November 5, 1988 |
Flutist Carol Wincenc and harpist Nancy Allen emphasized the theatrical and the dramatic at Haverford College last night in a concert that let them show off their strengths as soloists and as a pair of musically sensitive colleagues. Virtuoso solos - Faure's Impromptu (Op. 86) for harp; Debussy's Syrinx for flute - were scattered among duets such as Bartok's Rumanian Folk Dances. Yet at the heart of the informal and feisty program was a musical and meditative piece - George Rochberg's Slow Fires of Autumn, written in memory of his son and inspired by a trip to Japan.
September 23, 1999 |
In a late Stone Age village on the floodplain of China's Yellow River Valley, someone carved a tiny flute from the wing bone of a crane. Little did that ancient artisan know that music from the flute would reach across nine millennia. "It's a sweet sound, like a little recorder," said archaeological chemist Garman Harbottle, who used carbon dating to establish the age of this flute, by far the oldest playable musical instrument ever found.
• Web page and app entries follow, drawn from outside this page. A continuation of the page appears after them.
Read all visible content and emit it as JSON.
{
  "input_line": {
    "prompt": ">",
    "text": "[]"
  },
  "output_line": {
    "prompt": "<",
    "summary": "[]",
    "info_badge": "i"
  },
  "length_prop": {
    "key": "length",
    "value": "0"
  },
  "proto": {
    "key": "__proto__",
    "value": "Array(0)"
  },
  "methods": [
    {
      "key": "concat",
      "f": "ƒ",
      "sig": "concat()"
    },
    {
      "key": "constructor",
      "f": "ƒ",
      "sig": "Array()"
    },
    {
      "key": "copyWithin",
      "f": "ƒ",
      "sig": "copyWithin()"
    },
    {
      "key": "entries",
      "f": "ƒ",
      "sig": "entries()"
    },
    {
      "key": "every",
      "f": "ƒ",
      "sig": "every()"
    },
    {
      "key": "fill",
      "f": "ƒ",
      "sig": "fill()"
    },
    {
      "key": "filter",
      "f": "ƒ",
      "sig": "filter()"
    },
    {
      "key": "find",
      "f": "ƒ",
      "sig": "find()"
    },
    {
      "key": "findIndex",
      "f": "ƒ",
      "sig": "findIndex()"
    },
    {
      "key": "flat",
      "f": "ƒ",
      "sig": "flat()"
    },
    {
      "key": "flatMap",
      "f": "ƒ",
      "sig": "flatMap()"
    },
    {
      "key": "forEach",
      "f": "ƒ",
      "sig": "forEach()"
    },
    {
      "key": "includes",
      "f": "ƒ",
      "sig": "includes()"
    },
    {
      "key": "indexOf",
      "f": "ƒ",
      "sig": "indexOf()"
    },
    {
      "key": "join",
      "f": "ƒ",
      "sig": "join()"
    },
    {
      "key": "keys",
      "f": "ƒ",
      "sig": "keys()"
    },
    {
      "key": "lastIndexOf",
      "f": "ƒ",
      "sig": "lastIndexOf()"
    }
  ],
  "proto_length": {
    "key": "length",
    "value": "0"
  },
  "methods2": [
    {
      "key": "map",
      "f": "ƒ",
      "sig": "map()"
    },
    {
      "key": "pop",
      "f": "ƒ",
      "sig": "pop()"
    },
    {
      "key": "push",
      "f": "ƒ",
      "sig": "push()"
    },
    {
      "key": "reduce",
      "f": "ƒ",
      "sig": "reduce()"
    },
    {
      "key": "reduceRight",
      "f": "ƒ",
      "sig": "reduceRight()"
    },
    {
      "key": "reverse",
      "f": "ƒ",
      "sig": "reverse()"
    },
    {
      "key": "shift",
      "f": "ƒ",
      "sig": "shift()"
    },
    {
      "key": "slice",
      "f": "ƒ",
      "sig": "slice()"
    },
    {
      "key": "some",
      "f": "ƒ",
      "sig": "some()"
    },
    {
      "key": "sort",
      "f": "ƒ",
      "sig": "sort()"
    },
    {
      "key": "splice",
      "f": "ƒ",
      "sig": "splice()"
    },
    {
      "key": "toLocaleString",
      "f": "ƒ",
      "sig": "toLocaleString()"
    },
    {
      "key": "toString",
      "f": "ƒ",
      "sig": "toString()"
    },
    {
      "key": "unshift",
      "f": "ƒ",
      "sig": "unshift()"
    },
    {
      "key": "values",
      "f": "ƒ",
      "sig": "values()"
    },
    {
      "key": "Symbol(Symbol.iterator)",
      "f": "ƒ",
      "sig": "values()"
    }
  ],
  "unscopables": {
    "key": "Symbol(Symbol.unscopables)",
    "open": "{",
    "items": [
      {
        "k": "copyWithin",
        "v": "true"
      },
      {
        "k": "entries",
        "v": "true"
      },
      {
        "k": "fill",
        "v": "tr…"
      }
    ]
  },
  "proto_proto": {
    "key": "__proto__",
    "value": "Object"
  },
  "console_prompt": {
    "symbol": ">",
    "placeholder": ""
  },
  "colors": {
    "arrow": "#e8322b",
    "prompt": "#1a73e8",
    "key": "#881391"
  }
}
The discovery not only vastly extends the history of music, but it also adds to an emerging picture of a fascinating early people - among the first to move from caves to villages.